KP: I would love to sit down in a room with Netflix and say to them, “Please invest in short films and 15-minute web series because there is a market for them.” Netflix is completely blowing the idea of day-and-date release out of the water. They released Beasts of No Nation in a movie theater for a week in order to qualify for the Oscars and then really just put it on their platform. So the Oscars at some point have to contend that the way Netflix is doing it is just because of a parliamentary procedure they’re asking for and that they need to get rid of that parliamentary procedure. Sometimes it’s not such a bad thing to do a day-and-date release on a streaming platform and in the movie theaters. But we’re still figuring all that out. It’s all still a mystery for us.
ADTV: Unlike many artists and filmmakers who crowdfund their projects, you didn’t with this web series. Why did you decide not to?
KP: Because the story was very personal for me. Because it just didn’t feel right to ask people to believe in a project that didn’t exist but know this is all telling very personal stories about my life. It just felt exploitative to do that. Season 2 might be another story, who knows! I’d like to self-fund Season 2. Season 1, I didn’t feel like going to people and saying, “Hey! Give me money for this thing you’ve never heard of! That I’m going to have star my wife! That’s set in my house!” It just felt so masturbatory. Honestly, it would distract from the stories. I feel like people connect more to the show because they stumble on it and realize that each episode is its own story. If it were more of a crowdfunded publicity thing, I don’t think people would be able to connect to the episodes in the same way.
ADTV: The final episode in season one has one of the most moving scenes, something more emotional than a lot of things seen on network TV. When can we expect new episodes? Will a new season explore this cliffhanger?

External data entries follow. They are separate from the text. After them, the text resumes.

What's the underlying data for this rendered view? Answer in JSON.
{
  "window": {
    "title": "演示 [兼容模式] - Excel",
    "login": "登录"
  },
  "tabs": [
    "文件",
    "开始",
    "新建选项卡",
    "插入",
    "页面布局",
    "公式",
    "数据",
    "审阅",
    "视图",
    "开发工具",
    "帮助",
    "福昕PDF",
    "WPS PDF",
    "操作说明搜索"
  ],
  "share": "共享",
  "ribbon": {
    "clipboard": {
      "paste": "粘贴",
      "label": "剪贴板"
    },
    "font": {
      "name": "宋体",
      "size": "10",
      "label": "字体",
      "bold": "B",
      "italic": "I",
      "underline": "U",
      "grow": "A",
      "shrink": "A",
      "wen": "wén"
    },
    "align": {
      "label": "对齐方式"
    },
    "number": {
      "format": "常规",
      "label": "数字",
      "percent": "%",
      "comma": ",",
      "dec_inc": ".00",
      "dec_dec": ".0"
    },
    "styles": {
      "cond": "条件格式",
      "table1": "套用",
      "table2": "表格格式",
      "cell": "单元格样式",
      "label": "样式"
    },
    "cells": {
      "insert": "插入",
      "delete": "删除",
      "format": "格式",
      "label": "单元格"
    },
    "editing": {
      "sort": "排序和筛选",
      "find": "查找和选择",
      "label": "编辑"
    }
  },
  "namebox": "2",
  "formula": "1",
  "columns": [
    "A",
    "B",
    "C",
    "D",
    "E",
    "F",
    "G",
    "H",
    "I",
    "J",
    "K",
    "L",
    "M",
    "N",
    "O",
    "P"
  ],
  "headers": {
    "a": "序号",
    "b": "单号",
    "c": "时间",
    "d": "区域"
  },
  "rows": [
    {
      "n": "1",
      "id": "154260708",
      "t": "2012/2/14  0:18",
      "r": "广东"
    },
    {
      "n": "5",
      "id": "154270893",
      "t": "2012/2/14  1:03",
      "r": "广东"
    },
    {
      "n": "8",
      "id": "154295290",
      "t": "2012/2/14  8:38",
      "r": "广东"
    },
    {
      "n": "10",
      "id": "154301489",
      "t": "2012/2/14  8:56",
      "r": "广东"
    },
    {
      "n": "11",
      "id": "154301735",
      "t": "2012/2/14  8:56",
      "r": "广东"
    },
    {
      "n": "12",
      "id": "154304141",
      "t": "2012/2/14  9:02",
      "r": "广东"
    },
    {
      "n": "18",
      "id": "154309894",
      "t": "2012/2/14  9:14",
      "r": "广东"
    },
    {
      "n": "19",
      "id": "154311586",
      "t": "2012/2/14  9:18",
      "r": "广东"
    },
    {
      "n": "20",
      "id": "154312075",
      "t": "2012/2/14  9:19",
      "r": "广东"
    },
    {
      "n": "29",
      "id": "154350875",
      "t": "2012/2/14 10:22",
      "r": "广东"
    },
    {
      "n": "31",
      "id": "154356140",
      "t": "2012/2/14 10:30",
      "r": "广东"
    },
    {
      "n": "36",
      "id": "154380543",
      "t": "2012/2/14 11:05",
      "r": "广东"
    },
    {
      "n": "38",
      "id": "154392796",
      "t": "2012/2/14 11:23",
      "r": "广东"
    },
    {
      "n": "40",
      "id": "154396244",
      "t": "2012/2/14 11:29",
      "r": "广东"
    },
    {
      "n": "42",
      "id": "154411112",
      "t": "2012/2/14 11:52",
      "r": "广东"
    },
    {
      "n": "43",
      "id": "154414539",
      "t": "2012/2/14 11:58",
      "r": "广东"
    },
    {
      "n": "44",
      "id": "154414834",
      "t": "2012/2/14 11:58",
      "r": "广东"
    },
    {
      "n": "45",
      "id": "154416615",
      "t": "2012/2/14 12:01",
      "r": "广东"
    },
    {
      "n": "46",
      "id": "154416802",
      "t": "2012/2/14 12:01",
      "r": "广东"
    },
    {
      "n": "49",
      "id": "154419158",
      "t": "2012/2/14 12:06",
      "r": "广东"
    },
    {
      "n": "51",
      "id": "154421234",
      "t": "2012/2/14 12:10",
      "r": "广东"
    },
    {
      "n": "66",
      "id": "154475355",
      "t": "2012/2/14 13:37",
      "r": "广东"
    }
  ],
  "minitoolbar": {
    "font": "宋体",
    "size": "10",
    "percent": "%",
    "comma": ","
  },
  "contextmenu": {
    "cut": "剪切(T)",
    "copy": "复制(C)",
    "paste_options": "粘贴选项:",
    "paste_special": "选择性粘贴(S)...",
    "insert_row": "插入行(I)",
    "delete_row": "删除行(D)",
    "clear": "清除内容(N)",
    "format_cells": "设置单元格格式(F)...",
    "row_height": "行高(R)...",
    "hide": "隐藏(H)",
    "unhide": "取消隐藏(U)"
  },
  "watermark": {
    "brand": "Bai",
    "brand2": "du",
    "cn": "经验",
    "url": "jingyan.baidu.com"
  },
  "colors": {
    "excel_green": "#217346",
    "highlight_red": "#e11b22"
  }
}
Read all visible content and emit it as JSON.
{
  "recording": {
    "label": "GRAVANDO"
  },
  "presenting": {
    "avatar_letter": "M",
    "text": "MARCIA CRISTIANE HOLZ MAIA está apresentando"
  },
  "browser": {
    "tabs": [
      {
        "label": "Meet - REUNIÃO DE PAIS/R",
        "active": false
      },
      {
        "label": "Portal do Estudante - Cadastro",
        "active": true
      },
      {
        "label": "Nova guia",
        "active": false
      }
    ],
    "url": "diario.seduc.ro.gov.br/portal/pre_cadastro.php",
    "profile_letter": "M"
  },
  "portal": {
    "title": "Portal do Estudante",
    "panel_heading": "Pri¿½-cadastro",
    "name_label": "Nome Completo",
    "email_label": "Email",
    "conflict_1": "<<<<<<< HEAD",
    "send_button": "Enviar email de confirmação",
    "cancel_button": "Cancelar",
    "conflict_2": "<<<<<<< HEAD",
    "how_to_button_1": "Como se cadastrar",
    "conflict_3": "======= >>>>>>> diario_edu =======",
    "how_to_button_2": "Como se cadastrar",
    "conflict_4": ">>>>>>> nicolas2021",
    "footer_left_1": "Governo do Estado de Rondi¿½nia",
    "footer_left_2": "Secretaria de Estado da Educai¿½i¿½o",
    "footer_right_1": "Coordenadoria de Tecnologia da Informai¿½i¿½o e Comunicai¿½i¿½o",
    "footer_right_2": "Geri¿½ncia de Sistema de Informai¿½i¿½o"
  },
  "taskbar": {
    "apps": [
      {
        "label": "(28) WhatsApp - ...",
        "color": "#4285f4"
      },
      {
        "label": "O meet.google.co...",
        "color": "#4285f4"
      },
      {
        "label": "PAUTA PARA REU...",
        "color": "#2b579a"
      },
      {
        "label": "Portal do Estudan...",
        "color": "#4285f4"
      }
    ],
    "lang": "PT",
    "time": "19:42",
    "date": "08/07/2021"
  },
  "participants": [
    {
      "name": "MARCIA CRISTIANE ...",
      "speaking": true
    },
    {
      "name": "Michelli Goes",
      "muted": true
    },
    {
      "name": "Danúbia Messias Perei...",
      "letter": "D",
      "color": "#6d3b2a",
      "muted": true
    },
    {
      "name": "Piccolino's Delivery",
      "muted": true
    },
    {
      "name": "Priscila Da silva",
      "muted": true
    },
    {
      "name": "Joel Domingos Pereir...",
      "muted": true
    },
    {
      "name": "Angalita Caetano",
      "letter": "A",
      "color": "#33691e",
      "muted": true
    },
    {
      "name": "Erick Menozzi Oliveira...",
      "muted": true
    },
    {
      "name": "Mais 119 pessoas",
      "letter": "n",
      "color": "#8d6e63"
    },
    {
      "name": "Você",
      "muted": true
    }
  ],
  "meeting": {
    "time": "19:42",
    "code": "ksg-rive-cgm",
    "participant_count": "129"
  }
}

KP: That is such a wonderful question, and I’m now trying to figure out how to answer without revealing too much. There will be a season two. I don’t know when. The show is now starting to hit its stride in terms of people who are seeing it, and I want to give that its due and its time. I have outlined season two and what I love about the show is how there is a loose plot that overarches the whole show, that slowly reveals itself to you. I want to keep that going. So it’s not so much as picking up with the cliffhanger, but it’s about the cliffhanger being something that slowly reveals what the show is ultimately about. And so we’re going in that direction. We’re getting there. And season two will start revealing more about the mystery of the show and what the overarching theme of the show is. But it won’t handle it in the most direct way. Season one starts to lay the groundwork of that last moment throughout the season.
ADTV: Do you know when those new episodes will start being available?
KP: No. Because we haven’t shot them yet. I normally like to shoot them all. It’s my never-ending fear of rejection. I held on to all of these episodes for six months before I released them because I don’t want to be rejected. (Laughs). I want to make sure I have them in my hand, they’re mine, they’re perfect.
ADTV: (Laughs.) Even after you’ve won awards for it? You still have that fear?
KP: Yes. Because I didn’t expect to win those awards. I always feel like eventually it’s going to be revealed as a sham. (Laughs.) The first season was actually 12 episodes. We shot two extra episodes that I’m holding on to. Those episodes are really good. I haven’t released them because they didn’t fit into the arc of the season, but that doesn’t mean they won’t show themselves at some point. I almost guarantee that they will. I’m still kind of figuring out how I want to show this to the world. I’m hoping before the end of the year we’ll have new episodes. But I’ve made my peace with the fact that KBHL is a show that people will discover slowly and so I want to give that time.